On the northeast corner of Tucker and Washington downtown sits the Washington Avenue Apartments. The sleek, modern facade uses polished red granite, shiny aluminum and lots of glass. The walls between the straight corners are angles like an accordian's bellows. The place looks brand new, and in fact construction is not yet complete. This must be the most modern building on Washington Avenue.
DeVille Still Shines
Aired April 18, 2008
During a bright sunset, the curved concrete walls of the former DeVille Motor Hotel sparkle at the corner of Taylor and Lindell in the Central West End. This detail is just one of the elegant features of the landmark motor hotel, better known now as the San Luis Apartments.
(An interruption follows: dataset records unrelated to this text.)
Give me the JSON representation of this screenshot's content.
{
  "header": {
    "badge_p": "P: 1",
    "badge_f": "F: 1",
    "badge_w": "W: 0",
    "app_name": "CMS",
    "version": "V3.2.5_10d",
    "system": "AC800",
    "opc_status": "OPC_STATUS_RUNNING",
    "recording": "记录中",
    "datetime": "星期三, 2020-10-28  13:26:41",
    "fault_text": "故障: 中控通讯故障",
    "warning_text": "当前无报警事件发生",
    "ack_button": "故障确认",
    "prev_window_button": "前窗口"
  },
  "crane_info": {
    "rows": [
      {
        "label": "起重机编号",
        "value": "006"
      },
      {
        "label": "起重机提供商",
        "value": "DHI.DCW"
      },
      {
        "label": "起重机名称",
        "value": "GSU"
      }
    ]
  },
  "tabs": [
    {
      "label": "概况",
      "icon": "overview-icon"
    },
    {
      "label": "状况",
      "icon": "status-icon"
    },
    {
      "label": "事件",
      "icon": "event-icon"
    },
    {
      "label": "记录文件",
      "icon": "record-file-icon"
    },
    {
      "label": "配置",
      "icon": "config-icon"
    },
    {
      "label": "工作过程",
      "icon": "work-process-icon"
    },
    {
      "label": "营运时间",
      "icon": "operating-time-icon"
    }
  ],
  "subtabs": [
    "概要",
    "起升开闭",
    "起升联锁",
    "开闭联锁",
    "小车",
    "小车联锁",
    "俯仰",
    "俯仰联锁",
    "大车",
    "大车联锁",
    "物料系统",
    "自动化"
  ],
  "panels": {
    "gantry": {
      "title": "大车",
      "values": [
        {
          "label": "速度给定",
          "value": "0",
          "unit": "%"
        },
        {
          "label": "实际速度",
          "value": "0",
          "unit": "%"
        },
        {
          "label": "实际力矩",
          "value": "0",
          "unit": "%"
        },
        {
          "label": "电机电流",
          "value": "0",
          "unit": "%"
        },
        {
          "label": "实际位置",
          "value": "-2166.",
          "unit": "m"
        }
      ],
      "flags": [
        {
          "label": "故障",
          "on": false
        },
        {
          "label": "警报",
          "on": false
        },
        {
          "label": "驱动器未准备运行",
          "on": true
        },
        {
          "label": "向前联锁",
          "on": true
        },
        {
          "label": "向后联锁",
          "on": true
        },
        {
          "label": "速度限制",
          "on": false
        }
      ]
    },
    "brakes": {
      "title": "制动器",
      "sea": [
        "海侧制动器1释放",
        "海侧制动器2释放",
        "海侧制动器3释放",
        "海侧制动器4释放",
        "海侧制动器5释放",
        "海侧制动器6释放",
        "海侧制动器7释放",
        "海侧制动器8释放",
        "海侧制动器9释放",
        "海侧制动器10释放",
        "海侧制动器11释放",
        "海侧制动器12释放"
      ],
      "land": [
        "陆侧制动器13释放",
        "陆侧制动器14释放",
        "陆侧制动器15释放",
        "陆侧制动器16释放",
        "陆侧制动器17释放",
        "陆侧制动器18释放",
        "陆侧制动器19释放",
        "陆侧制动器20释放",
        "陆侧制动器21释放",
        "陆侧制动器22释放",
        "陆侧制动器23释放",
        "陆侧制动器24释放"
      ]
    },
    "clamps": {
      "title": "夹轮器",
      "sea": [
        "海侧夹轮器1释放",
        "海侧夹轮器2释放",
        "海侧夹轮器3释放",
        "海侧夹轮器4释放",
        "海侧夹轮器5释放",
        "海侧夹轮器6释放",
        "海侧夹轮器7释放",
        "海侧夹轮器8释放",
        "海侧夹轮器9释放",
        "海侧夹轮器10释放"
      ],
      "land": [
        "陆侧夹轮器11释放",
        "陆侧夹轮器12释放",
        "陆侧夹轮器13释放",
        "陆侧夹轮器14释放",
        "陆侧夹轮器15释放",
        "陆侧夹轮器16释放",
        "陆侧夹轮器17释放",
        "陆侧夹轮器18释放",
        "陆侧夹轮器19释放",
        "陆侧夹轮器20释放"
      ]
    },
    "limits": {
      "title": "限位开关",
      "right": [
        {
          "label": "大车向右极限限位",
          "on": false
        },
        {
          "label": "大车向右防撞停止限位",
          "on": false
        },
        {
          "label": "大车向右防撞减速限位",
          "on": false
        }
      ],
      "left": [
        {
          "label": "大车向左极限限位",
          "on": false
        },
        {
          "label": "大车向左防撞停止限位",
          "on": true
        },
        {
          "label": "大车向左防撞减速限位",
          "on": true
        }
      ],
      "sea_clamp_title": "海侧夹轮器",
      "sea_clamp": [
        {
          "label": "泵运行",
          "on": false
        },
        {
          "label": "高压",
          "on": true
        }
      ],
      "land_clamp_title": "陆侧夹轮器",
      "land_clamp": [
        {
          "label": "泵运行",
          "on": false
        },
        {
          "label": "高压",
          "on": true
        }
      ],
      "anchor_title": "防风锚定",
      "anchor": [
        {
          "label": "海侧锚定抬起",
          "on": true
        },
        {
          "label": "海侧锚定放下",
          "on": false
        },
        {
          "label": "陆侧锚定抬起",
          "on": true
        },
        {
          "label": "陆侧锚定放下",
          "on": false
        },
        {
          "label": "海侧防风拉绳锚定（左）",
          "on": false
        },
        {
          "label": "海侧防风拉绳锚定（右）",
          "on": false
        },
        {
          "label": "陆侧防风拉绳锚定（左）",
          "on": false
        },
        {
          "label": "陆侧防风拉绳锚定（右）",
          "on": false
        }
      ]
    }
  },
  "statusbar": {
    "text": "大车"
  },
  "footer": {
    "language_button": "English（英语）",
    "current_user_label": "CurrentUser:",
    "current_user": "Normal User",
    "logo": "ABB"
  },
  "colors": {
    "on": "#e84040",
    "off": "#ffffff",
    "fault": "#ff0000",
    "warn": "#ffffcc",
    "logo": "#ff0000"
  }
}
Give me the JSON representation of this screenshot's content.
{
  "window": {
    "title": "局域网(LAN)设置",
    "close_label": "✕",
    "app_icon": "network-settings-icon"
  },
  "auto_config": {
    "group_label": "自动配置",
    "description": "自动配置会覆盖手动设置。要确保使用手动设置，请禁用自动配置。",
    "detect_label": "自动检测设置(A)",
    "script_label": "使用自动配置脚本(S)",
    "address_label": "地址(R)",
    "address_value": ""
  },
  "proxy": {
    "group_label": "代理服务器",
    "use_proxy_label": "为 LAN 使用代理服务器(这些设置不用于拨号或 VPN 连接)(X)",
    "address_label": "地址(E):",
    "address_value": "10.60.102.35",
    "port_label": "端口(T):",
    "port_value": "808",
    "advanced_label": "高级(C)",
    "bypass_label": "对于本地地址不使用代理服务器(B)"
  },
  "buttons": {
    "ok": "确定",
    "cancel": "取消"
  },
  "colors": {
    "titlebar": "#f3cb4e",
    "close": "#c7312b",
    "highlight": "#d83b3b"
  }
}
The Archiocese of St. Louis now owns the old hotel, and has used it for elderly apartments until early this year when it relocated the tenants. This move came after the Archdiocese announced that it was considering demolishing the building for a surface parking lot. Such a plan would erase a graceful and unique part of the Lindell Boulevard streetscape, replacing it with an empty spot.
Not Quite the Pinnacle
Aired December 14, 2007
The downtown skyline's latest addition is Lumiere Place, a casino and hotel complex just north of Laclede's Landing built by Pinnacle Casino.
The real attraction is the hotel tower, clad in two different shades of blue-green glass and marked by a projecting bent curve that runs up both the east and west sides and across the top of the hotel, (which) becomes a light at night. It's actually quite fun to watch.
Yet the design is hard to like, too.
Large-Scale Development in North St. Louis
Aired October 31, 2007
Developer Paul J. McKee, Jr. has generated plenty of controversy with his plan to assemble a large part of the near north side of St. Louis for development.
McKee’s plans are not the first questionable plans for that area.
Michael Allen is an architectural historian and historic preservation consultant working in private practice. Most recently he served as the Assistant Director of Landmarks Association of St. Louis, the region's historic preservation advocacy organization. He is also editor of Ecology of Absence, a website with accompanying blog that documents and analyzes changes in the built environments of St. Louis, Chicago and other Midwestern cities. His articles on architecture and policy have appeared in the St. Louis Post-Dispatch, the St. Louis Beacon, St. Louis American, Arch City Chronicle and Omnitectural Forum. In addition to his professional work, Allen has been rehabilitating a house in the city's Old North St. Louis neighborhood for the past two years.